Directions: Below are the records; copy each line in which "JSON" occurs.

Source material:
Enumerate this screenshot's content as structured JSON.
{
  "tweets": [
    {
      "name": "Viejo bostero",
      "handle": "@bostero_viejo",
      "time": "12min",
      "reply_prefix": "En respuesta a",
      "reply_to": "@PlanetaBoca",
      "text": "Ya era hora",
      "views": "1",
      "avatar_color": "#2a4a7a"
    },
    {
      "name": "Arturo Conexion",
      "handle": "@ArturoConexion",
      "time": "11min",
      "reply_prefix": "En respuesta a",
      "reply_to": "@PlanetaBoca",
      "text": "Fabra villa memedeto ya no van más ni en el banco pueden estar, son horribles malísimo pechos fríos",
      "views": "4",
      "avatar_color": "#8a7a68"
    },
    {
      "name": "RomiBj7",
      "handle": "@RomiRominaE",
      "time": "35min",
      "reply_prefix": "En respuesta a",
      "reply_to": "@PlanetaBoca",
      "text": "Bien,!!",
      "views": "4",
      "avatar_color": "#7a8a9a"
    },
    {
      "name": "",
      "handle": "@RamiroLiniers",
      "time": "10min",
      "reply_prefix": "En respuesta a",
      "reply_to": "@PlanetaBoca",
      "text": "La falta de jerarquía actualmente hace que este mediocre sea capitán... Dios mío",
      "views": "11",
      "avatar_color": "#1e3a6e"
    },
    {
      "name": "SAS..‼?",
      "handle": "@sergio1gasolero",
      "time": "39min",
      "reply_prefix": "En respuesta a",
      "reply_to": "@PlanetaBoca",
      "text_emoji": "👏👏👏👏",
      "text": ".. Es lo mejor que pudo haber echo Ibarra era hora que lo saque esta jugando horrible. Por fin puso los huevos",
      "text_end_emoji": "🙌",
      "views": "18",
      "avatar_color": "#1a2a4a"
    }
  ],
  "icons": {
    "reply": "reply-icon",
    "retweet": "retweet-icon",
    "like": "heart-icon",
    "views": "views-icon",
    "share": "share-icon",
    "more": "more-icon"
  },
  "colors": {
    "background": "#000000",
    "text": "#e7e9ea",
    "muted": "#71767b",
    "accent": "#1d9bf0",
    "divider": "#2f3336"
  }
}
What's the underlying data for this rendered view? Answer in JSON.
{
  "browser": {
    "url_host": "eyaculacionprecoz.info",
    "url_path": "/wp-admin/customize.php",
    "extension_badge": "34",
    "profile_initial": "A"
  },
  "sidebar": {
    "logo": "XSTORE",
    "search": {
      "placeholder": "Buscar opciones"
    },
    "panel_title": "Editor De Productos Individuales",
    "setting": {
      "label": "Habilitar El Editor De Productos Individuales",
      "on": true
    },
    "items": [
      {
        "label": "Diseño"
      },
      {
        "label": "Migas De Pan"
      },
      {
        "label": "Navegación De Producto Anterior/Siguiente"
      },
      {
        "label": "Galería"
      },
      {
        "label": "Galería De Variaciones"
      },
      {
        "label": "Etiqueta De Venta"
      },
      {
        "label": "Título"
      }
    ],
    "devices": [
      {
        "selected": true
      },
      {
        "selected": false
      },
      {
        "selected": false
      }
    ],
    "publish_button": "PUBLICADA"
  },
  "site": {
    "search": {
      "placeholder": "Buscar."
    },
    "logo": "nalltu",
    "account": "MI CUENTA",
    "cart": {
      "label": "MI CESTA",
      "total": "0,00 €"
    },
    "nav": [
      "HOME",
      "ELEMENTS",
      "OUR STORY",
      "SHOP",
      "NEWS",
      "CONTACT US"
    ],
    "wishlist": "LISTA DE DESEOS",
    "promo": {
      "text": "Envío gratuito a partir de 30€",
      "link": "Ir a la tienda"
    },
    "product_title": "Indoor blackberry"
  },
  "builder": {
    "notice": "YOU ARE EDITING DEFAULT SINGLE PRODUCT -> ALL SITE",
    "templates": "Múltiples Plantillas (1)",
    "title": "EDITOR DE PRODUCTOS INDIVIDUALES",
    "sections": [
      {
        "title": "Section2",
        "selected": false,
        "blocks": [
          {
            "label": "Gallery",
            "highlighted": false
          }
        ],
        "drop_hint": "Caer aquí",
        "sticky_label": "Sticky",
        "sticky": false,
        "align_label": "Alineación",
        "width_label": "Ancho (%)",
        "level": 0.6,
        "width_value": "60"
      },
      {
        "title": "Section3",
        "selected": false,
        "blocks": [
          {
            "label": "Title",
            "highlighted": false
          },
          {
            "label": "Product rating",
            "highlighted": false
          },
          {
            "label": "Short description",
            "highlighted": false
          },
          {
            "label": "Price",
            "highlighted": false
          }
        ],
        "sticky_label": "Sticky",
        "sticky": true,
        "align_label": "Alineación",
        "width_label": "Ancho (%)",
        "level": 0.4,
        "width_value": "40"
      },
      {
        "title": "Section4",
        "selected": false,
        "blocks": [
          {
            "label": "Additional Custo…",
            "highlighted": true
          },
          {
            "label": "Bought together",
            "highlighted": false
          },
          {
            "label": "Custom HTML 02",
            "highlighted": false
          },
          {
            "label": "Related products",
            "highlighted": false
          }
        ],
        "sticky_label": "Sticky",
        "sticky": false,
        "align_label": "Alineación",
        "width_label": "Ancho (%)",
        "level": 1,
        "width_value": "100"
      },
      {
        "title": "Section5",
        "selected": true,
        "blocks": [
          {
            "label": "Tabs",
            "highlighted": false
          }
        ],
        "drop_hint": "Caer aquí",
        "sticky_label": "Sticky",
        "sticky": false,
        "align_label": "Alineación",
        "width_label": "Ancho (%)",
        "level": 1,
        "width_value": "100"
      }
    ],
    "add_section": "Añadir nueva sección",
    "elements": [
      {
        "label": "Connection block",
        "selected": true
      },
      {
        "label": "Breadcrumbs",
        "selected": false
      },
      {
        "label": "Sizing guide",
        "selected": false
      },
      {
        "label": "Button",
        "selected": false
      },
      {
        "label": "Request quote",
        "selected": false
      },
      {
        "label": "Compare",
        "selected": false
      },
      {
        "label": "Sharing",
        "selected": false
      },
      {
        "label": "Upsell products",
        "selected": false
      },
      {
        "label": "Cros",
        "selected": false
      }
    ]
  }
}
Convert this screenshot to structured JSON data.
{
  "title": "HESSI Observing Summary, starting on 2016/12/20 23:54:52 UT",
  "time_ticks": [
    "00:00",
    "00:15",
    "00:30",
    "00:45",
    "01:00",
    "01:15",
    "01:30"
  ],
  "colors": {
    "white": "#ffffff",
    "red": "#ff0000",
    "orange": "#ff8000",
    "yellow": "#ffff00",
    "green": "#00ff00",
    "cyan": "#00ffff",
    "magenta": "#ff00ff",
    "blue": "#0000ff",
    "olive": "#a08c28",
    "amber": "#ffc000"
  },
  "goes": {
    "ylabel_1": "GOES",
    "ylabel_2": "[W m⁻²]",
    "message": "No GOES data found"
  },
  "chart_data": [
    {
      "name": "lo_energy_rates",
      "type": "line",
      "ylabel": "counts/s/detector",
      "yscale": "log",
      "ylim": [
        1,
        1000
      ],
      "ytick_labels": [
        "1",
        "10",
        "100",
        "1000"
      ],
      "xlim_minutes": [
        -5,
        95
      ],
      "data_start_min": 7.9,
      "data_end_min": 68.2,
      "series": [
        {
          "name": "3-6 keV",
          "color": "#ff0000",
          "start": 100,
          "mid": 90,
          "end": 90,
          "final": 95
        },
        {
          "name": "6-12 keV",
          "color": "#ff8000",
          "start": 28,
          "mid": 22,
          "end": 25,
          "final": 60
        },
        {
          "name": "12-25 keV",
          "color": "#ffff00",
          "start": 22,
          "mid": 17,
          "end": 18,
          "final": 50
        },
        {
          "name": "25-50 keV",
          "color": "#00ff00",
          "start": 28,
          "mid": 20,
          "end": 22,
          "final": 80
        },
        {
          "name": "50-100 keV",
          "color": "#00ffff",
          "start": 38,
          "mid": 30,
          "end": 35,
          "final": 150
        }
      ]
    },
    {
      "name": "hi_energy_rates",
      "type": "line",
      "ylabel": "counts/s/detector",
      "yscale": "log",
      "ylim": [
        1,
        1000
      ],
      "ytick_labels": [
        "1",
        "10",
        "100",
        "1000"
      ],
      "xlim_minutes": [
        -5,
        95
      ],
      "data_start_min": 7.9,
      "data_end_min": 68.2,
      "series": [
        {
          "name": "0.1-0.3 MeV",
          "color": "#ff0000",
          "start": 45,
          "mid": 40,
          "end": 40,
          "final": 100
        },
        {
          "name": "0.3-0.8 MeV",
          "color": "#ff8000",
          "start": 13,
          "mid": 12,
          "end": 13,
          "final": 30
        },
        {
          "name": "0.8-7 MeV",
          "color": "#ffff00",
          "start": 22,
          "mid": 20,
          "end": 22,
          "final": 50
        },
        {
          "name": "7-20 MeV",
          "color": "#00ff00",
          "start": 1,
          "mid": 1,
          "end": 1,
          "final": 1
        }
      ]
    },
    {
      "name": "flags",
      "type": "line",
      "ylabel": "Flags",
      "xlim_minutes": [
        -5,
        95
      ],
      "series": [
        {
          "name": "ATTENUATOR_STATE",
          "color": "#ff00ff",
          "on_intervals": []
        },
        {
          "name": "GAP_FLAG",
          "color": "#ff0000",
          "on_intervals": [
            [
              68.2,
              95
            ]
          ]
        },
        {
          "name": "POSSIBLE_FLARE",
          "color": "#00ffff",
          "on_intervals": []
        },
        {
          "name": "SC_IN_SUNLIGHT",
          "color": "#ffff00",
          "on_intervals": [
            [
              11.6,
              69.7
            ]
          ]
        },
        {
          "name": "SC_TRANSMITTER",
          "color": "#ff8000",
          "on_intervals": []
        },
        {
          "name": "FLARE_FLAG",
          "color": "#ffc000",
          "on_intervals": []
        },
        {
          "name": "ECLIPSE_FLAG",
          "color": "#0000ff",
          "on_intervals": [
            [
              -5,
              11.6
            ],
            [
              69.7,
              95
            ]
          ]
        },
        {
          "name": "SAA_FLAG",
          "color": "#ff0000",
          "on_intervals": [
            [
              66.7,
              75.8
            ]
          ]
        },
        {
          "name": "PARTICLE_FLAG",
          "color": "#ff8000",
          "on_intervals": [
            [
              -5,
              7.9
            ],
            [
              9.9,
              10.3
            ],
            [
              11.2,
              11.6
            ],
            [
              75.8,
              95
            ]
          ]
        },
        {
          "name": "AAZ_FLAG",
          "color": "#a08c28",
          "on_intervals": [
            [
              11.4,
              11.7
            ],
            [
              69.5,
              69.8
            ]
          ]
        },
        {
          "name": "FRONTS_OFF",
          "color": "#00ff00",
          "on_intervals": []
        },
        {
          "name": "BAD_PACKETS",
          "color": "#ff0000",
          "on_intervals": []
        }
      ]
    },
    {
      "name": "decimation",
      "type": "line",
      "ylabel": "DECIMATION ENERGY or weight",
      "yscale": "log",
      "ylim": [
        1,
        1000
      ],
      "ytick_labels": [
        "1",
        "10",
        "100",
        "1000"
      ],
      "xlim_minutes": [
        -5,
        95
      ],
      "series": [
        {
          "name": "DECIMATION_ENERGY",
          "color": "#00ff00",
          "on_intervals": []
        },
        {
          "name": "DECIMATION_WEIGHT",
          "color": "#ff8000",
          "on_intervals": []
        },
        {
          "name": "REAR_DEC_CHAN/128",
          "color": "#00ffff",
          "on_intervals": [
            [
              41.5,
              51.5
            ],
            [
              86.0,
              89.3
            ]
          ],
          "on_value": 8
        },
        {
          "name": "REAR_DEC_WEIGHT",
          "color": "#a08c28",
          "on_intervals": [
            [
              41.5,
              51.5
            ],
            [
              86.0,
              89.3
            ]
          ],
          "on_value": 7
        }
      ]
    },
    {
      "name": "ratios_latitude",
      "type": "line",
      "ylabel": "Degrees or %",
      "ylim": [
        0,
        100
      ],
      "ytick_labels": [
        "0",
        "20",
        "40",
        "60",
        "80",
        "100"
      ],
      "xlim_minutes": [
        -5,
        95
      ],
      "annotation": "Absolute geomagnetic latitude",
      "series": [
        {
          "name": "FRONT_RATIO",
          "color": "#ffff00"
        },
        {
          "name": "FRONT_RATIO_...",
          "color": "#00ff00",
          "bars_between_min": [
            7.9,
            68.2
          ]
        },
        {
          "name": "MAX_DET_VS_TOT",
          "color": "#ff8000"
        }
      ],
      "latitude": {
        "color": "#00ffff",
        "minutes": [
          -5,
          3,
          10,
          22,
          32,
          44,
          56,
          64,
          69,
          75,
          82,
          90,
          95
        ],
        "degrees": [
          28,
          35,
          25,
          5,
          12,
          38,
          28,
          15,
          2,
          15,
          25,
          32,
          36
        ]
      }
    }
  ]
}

Answer area:
Enumerate this screenshot's content as structured JSON.
What's the underlying data for this rendered view? Answer in JSON.
Convert this screenshot to structured JSON data.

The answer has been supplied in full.